#### What the task asks:
In the listing, find every line that has the string "waiter" and copy it.

#### Material for the task:
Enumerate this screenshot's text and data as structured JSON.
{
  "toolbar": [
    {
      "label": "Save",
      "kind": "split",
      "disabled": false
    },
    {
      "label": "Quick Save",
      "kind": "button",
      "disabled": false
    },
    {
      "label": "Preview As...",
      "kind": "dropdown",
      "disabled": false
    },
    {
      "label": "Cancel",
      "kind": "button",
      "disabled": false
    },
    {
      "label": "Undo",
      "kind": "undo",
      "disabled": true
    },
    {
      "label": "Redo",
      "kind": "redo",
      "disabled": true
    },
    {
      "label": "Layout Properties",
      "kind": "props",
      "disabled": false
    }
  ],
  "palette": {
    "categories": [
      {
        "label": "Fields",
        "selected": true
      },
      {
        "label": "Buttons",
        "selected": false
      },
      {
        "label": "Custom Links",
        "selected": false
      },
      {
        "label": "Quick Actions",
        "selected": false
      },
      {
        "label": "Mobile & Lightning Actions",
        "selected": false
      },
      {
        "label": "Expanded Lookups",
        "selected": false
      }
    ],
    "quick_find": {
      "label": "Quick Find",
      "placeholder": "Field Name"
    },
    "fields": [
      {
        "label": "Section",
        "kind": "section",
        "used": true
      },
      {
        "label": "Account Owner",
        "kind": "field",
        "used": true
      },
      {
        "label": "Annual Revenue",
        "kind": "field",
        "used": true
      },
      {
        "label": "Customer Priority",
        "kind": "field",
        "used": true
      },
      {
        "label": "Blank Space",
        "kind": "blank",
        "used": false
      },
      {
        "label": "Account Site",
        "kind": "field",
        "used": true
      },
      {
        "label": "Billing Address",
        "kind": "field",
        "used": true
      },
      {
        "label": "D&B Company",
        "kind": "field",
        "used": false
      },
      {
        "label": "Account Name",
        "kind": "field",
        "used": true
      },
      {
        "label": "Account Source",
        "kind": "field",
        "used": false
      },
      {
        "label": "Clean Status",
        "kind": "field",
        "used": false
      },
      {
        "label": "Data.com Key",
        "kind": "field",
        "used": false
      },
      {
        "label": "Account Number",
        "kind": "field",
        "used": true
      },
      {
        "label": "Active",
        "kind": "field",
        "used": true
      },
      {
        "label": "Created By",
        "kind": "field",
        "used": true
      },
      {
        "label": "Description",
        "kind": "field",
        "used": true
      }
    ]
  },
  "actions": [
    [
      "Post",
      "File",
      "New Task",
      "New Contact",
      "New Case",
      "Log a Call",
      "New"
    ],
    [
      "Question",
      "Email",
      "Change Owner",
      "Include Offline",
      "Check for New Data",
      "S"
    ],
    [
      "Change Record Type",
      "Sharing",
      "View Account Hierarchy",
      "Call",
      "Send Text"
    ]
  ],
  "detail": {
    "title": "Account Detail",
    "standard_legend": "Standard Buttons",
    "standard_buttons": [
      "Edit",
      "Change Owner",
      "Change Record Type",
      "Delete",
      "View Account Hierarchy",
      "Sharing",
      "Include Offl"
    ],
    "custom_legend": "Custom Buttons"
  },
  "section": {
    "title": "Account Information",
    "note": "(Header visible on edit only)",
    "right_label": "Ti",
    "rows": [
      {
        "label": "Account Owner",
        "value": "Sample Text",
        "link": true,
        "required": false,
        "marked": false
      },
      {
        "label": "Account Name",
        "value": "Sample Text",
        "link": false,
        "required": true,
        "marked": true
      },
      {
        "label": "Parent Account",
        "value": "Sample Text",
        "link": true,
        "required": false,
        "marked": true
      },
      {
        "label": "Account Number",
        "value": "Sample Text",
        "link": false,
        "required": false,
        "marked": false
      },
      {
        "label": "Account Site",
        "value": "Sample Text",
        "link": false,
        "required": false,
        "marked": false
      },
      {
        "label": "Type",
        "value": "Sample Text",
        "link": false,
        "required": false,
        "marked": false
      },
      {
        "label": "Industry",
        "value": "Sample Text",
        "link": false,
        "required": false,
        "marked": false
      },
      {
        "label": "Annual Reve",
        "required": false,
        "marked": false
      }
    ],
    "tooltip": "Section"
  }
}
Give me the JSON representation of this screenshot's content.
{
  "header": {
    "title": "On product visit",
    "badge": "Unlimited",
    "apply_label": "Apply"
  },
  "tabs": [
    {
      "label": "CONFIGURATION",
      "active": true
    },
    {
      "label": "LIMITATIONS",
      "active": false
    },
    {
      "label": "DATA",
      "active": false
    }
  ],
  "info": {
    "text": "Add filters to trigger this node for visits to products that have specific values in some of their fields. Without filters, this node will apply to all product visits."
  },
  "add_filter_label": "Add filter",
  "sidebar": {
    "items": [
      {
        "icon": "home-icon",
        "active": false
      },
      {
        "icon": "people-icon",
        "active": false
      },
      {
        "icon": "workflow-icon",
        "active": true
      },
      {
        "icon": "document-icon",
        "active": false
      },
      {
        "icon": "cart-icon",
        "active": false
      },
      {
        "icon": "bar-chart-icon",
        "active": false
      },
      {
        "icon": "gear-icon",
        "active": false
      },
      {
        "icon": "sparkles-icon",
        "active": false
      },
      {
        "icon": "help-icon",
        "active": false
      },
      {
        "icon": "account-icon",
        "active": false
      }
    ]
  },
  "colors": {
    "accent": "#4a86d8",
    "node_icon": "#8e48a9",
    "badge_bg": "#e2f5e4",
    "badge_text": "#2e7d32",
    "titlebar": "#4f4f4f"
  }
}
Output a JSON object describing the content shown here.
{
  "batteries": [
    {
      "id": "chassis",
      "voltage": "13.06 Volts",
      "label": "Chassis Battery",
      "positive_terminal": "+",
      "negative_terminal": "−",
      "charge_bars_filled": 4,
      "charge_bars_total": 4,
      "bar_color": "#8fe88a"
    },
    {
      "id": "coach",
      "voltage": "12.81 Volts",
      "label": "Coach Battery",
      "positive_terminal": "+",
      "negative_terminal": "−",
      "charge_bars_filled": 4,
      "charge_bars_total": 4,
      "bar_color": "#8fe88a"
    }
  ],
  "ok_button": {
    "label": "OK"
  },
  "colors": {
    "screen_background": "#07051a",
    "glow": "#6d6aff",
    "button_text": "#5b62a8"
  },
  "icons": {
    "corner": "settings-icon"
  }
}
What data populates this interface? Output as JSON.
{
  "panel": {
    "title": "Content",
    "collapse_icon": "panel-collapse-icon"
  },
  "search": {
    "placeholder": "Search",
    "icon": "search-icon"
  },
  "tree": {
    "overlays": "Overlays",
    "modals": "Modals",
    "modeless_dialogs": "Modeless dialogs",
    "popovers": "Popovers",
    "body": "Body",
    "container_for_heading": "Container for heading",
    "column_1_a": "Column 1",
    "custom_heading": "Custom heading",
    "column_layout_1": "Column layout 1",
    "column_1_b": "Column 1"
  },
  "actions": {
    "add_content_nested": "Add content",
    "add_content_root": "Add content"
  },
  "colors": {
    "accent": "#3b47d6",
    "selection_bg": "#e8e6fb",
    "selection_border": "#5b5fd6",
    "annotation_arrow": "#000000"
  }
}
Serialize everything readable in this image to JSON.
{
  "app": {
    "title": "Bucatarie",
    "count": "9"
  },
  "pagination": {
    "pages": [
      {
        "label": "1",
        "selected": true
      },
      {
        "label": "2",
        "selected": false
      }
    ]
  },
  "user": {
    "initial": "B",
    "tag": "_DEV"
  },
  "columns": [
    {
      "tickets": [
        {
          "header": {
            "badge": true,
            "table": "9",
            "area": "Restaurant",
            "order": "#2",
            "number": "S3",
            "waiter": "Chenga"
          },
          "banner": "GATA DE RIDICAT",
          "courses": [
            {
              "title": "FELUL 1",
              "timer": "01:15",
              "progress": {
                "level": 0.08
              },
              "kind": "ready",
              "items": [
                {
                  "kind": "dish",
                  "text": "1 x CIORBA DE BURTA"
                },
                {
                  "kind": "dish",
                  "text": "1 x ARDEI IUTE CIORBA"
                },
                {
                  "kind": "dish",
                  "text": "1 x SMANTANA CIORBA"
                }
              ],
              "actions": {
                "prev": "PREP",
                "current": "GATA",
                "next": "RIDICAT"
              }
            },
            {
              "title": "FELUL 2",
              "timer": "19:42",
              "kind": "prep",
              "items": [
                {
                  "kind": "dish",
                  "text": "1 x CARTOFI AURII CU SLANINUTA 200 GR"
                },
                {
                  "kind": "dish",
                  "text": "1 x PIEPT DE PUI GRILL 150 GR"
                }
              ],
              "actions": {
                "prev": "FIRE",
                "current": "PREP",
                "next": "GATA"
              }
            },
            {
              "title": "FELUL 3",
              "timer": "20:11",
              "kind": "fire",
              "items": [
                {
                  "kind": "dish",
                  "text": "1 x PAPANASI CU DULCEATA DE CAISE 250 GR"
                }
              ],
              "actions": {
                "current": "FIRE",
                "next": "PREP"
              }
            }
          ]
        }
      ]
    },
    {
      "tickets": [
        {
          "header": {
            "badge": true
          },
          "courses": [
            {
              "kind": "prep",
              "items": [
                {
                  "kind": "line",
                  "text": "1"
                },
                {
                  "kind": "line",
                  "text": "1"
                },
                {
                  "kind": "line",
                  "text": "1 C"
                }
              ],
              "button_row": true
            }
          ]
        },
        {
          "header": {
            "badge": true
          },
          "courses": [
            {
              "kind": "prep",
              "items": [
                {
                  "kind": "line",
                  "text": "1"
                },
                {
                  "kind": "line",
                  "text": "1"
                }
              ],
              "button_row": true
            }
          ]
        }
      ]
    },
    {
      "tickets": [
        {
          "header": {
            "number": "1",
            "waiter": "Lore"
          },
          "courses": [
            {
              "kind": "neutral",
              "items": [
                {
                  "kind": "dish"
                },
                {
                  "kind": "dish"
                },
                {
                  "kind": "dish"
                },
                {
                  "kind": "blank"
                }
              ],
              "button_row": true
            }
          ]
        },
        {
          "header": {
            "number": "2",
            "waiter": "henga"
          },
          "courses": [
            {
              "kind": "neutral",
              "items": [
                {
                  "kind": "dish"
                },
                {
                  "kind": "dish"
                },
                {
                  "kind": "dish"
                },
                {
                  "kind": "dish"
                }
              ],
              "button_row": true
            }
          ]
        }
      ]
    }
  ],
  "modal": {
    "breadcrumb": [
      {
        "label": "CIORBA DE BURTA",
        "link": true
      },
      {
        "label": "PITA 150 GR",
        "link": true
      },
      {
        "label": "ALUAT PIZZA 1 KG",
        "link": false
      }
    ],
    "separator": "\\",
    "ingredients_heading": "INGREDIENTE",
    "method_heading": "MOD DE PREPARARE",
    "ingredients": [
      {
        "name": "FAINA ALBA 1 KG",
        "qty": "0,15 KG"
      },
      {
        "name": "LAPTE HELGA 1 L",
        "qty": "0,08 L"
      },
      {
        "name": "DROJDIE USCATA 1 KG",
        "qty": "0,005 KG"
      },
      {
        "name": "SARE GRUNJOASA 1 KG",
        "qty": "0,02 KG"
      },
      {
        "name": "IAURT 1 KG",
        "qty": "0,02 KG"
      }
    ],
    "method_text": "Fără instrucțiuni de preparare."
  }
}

#### Task solution:
            "waiter": "Chenga"
            "waiter": "Lore"
            "waiter": "henga"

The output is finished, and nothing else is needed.